>>>

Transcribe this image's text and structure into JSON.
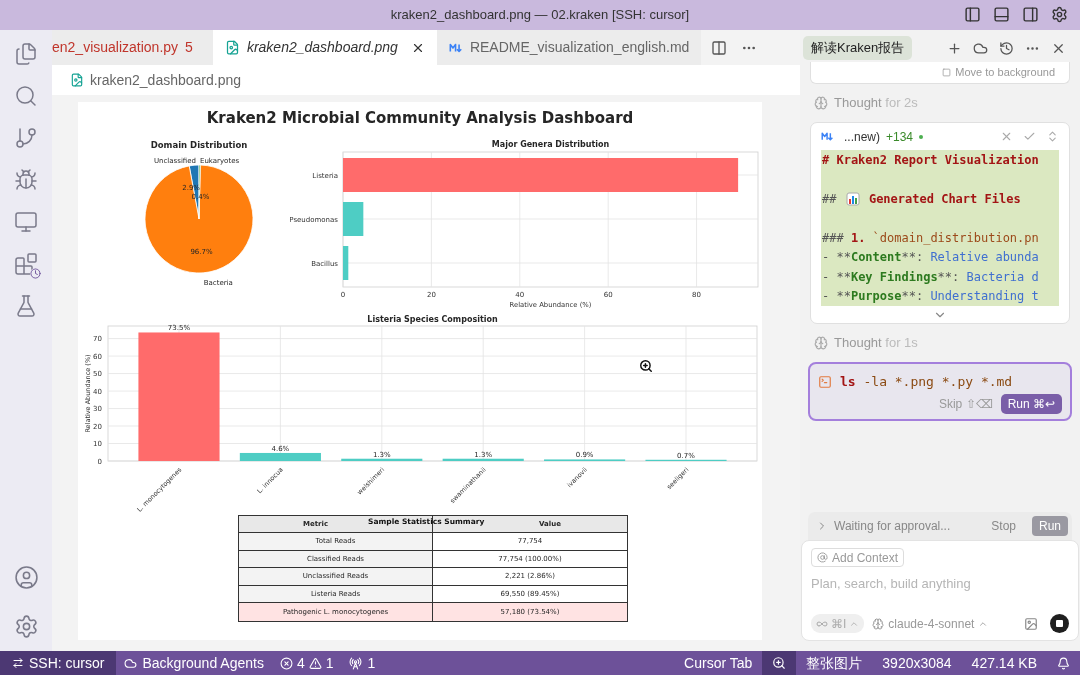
{
  "window": {
    "title": "kraken2_dashboard.png — 02.kraken [SSH: cursor]"
  },
  "editor": {
    "tabs": [
      {
        "label": "en2_visualization.py",
        "kind": "python",
        "selected": false,
        "problems": "5"
      },
      {
        "label": "kraken2_dashboard.png",
        "kind": "image",
        "selected": true
      },
      {
        "label": "README_visualization_english.md",
        "kind": "markdown",
        "selected": false
      }
    ],
    "breadcrumb": "kraken2_dashboard.png"
  },
  "dashboard": {
    "title": "Kraken2 Microbial Community Analysis Dashboard",
    "domain_chart": {
      "chart_data": {
        "type": "pie",
        "title": "Domain Distribution",
        "categories": [
          "Unclassified",
          "Bacteria",
          "Eukaryotes"
        ],
        "values": [
          2.9,
          96.7,
          0.4
        ],
        "value_labels": [
          "2.9%",
          "96.7%",
          "0.4%"
        ]
      }
    },
    "genera_chart": {
      "chart_data": {
        "type": "bar",
        "orientation": "horizontal",
        "title": "Major Genera Distribution",
        "categories": [
          "Listeria",
          "Pseudomonas",
          "Bacillus"
        ],
        "series": [
          {
            "color": "#ff6b6b",
            "values": [
              89.4,
              null,
              null
            ]
          },
          {
            "color": "#4ecdc4",
            "values": [
              null,
              4.6,
              1.2
            ]
          }
        ],
        "stacked": true,
        "grid": true,
        "xlabel": "Relative Abundance (%)",
        "xlim": [
          0,
          93.9
        ],
        "xticks": [
          0,
          20,
          40,
          60,
          80
        ]
      }
    },
    "species_chart": {
      "chart_data": {
        "type": "bar",
        "title": "Listeria Species Composition",
        "ylabel": "Relative Abundance (%)",
        "categories": [
          "L. monocytogenes",
          "L. innocua",
          "welshimeri",
          "swaminathanii",
          "ivanovii",
          "seeligeri"
        ],
        "series": [
          {
            "color": "#ff6b6b",
            "values": [
              73.5,
              null,
              null,
              null,
              null,
              null
            ]
          },
          {
            "color": "#4ecdc4",
            "values": [
              null,
              4.6,
              1.3,
              1.3,
              0.9,
              0.7
            ]
          }
        ],
        "stacked": true,
        "grid": true,
        "ylim": [
          0,
          77.2
        ],
        "yticks": [
          0,
          10,
          20,
          30,
          40,
          50,
          60,
          70
        ],
        "value_labels": [
          "73.5%",
          "4.6%",
          "1.3%",
          "1.3%",
          "0.9%",
          "0.7%"
        ]
      }
    },
    "stats_table": {
      "title": "Sample Statistics Summary",
      "columns": [
        "Metric",
        "Value"
      ],
      "rows": [
        {
          "cells": [
            "Total Reads",
            "77,754"
          ],
          "highlighted": false
        },
        {
          "cells": [
            "Classified Reads",
            "77,754 (100.00%)"
          ],
          "highlighted": false
        },
        {
          "cells": [
            "Unclassified Reads",
            "2,221 (2.86%)"
          ],
          "highlighted": false
        },
        {
          "cells": [
            "Listeria Reads",
            "69,550 (89.45%)"
          ],
          "highlighted": false
        },
        {
          "cells": [
            "Pathogenic L. monocytogenes",
            "57,180 (73.54%)"
          ],
          "highlighted": true
        }
      ]
    }
  },
  "agent_panel": {
    "title": "解读Kraken报告",
    "background_action": "Move to background",
    "thoughts": [
      {
        "label": "Thought",
        "duration": "for 2s"
      },
      {
        "label": "Thought",
        "duration": "for 1s"
      }
    ],
    "diff": {
      "file": "...new)",
      "additions": "+134",
      "lines": [
        {
          "kind": "line",
          "segments": [
            {
              "kind": "heading",
              "text": "# Kraken2 Report Visualization"
            }
          ]
        },
        {
          "kind": "blank"
        },
        {
          "kind": "line",
          "segments": [
            {
              "kind": "mark",
              "text": "## "
            },
            {
              "kind": "emoji"
            },
            {
              "kind": "heading",
              "text": " Generated Chart Files"
            }
          ]
        },
        {
          "kind": "blank"
        },
        {
          "kind": "line",
          "segments": [
            {
              "kind": "mark",
              "text": "### "
            },
            {
              "kind": "heading",
              "text": "1."
            },
            {
              "kind": "code",
              "text": " `domain_distribution.pn"
            }
          ]
        },
        {
          "kind": "line",
          "segments": [
            {
              "kind": "mark",
              "text": "- **"
            },
            {
              "kind": "bold",
              "text": "Content"
            },
            {
              "kind": "mark",
              "text": "**: "
            },
            {
              "kind": "text",
              "text": "Relative abunda"
            }
          ]
        },
        {
          "kind": "line",
          "segments": [
            {
              "kind": "mark",
              "text": "- **"
            },
            {
              "kind": "bold",
              "text": "Key Findings"
            },
            {
              "kind": "mark",
              "text": "**: "
            },
            {
              "kind": "text",
              "text": "Bacteria d"
            }
          ]
        },
        {
          "kind": "line",
          "segments": [
            {
              "kind": "mark",
              "text": "- **"
            },
            {
              "kind": "bold",
              "text": "Purpose"
            },
            {
              "kind": "mark",
              "text": "**: "
            },
            {
              "kind": "text",
              "text": "Understanding t"
            }
          ]
        }
      ]
    },
    "command": {
      "program": "ls",
      "args": "-la *.png *.py *.md",
      "skip": "Skip ⇧⌫",
      "run": "Run ⌘↩"
    },
    "approval": {
      "status": "Waiting for approval...",
      "stop": "Stop",
      "run": "Run"
    },
    "composer": {
      "context": "Add Context",
      "placeholder": "Plan, search, build anything",
      "mode": "⌘I",
      "model": "claude-4-sonnet"
    }
  },
  "status_bar": {
    "left": [
      {
        "kind": "remote",
        "text": "SSH: cursor"
      },
      {
        "kind": "agents",
        "text": "Background Agents"
      },
      {
        "kind": "problems",
        "errors": "4",
        "warnings": "1"
      },
      {
        "kind": "ports",
        "text": "1"
      }
    ],
    "right": [
      {
        "kind": "plain",
        "text": "Cursor Tab"
      },
      {
        "kind": "zoom"
      },
      {
        "kind": "plain",
        "text": "整张图片"
      },
      {
        "kind": "plain",
        "text": "3920x3084"
      },
      {
        "kind": "plain",
        "text": "427.14 KB"
      },
      {
        "kind": "bell"
      }
    ]
  }
}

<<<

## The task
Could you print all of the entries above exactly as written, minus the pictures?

## Your response
Transcribe this image's text and structure into JSON.
{
  "window": {
    "title": "kraken2_dashboard.png — 02.kraken [SSH: cursor]"
  },
  "editor": {
    "tabs": [
      {
        "label": "en2_visualization.py",
        "kind": "python",
        "selected": false,
        "problems": "5"
      },
      {
        "label": "kraken2_dashboard.png",
        "kind": "image",
        "selected": true
      },
      {
        "label": "README_visualization_english.md",
        "kind": "markdown",
        "selected": false
      }
    ],
    "breadcrumb": "kraken2_dashboard.png"
  },
  "dashboard": {
    "title": "Kraken2 Microbial Community Analysis Dashboard",
    "domain_chart": {
      "chart_data": {
        "type": "pie",
        "title": "Domain Distribution",
        "categories": [
          "Unclassified",
          "Bacteria",
          "Eukaryotes"
        ],
        "values": [
          2.9,
          96.7,
          0.4
        ],
        "value_labels": [
          "2.9%",
          "96.7%",
          "0.4%"
        ]
      }
    },
    "genera_chart": {
      "chart_data": {
        "type": "bar",
        "orientation": "horizontal",
        "title": "Major Genera Distribution",
        "categories": [
          "Listeria",
          "Pseudomonas",
          "Bacillus"
        ],
        "series": [
          {
            "color": "#ff6b6b",
            "values": [
              89.4,
              null,
              null
            ]
          },
          {
            "color": "#4ecdc4",
            "values": [
              null,
              4.6,
              1.2
            ]
          }
        ],
        "stacked": true,
        "grid": true,
        "xlabel": "Relative Abundance (%)",
        "xlim": [
          0,
          93.9
        ],
        "xticks": [
          0,
          20,
          40,
          60,
          80
        ]
      }
    },
    "species_chart": {
      "chart_data": {
        "type": "bar",
        "title": "Listeria Species Composition",
        "ylabel": "Relative Abundance (%)",
        "categories": [
          "L. monocytogenes",
          "L. innocua",
          "welshimeri",
          "swaminathanii",
          "ivanovii",
          "seeligeri"
        ],
        "series": [
          {
            "color": "#ff6b6b",
            "values": [
              73.5,
              null,
              null,
              null,
              null,
              null
            ]
          },
          {
            "color": "#4ecdc4",
            "values": [
              null,
              4.6,
              1.3,
              1.3,
              0.9,
              0.7
            ]
          }
        ],
        "stacked": true,
        "grid": true,
        "ylim": [
          0,
          77.2
        ],
        "yticks": [
          0,
          10,
          20,
          30,
          40,
          50,
          60,
          70
        ],
        "value_labels": [
          "73.5%",
          "4.6%",
          "1.3%",
          "1.3%",
          "0.9%",
          "0.7%"
        ]
      }
    },
    "stats_table": {
      "title": "Sample Statistics Summary",
      "columns": [
        "Metric",
        "Value"
      ],
      "rows": [
        {
          "cells": [
            "Total Reads",
            "77,754"
          ],
          "highlighted": false
        },
        {
          "cells": [
            "Classified Reads",
            "77,754 (100.00%)"
          ],
          "highlighted": false
        },
        {
          "cells": [
            "Unclassified Reads",
            "2,221 (2.86%)"
          ],
          "highlighted": false
        },
        {
          "cells": [
            "Listeria Reads",
            "69,550 (89.45%)"
          ],
          "highlighted": false
        },
        {
          "cells": [
            "Pathogenic L. monocytogenes",
            "57,180 (73.54%)"
          ],
          "highlighted": true
        }
      ]
    }
  },
  "agent_panel": {
    "title": "解读Kraken报告",
    "background_action": "Move to background",
    "thoughts": [
      {
        "label": "Thought",
        "duration": "for 2s"
      },
      {
        "label": "Thought",
        "duration": "for 1s"
      }
    ],
    "diff": {
      "file": "...new)",
      "additions": "+134",
      "lines": [
        {
          "kind": "line",
          "segments": [
            {
              "kind": "heading",
              "text": "# Kraken2 Report Visualization"
            }
          ]
        },
        {
          "kind": "blank"
        },
        {
          "kind": "line",
          "segments": [
            {
              "kind": "mark",
              "text": "## "
            },
            {
              "kind": "emoji"
            },
            {
              "kind": "heading",
              "text": " Generated Chart Files"
            }
          ]
        },
        {
          "kind": "blank"
        },
        {
          "kind": "line",
          "segments": [
            {
              "kind": "mark",
              "text": "### "
            },
            {
              "kind": "heading",
              "text": "1."
            },
            {
              "kind": "code",
              "text": " `domain_distribution.pn"
            }
          ]
        },
        {
          "kind": "line",
          "segments": [
            {
              "kind": "mark",
              "text": "- **"
            },
            {
              "kind": "bold",
              "text": "Content"
            },
            {
              "kind": "mark",
              "text": "**: "
            },
            {
              "kind": "text",
              "text": "Relative abunda"
            }
          ]
        },
        {
          "kind": "line",
          "segments": [
            {
              "kind": "mark",
              "text": "- **"
            },
            {
              "kind": "bold",
              "text": "Key Findings"
            },
            {
              "kind": "mark",
              "text": "**: "
            },
            {
              "kind": "text",
              "text": "Bacteria d"
            }
          ]
        },
        {
          "kind": "line",
          "segments": [
            {
              "kind": "mark",
              "text": "- **"
            },
            {
              "kind": "bold",
              "text": "Purpose"
            },
            {
              "kind": "mark",
              "text": "**: "
            },
            {
              "kind": "text",
              "text": "Understanding t"
            }
          ]
        }
      ]
    },
    "command": {
      "program": "ls",
      "args": "-la *.png *.py *.md",
      "skip": "Skip ⇧⌫",
      "run": "Run ⌘↩"
    },
    "approval": {
      "status": "Waiting for approval...",
      "stop": "Stop",
      "run": "Run"
    },
    "composer": {
      "context": "Add Context",
      "placeholder": "Plan, search, build anything",
      "mode": "⌘I",
      "model": "claude-4-sonnet"
    }
  },
  "status_bar": {
    "left": [
      {
        "kind": "remote",
        "text": "SSH: cursor"
      },
      {
        "kind": "agents",
        "text": "Background Agents"
      },
      {
        "kind": "problems",
        "errors": "4",
        "warnings": "1"
      },
      {
        "kind": "ports",
        "text": "1"
      }
    ],
    "right": [
      {
        "kind": "plain",
        "text": "Cursor Tab"
      },
      {
        "kind": "zoom"
      },
      {
        "kind": "plain",
        "text": "整张图片"
      },
      {
        "kind": "plain",
        "text": "3920x3084"
      },
      {
        "kind": "plain",
        "text": "427.14 KB"
      },
      {
        "kind": "bell"
      }
    ]
  }
}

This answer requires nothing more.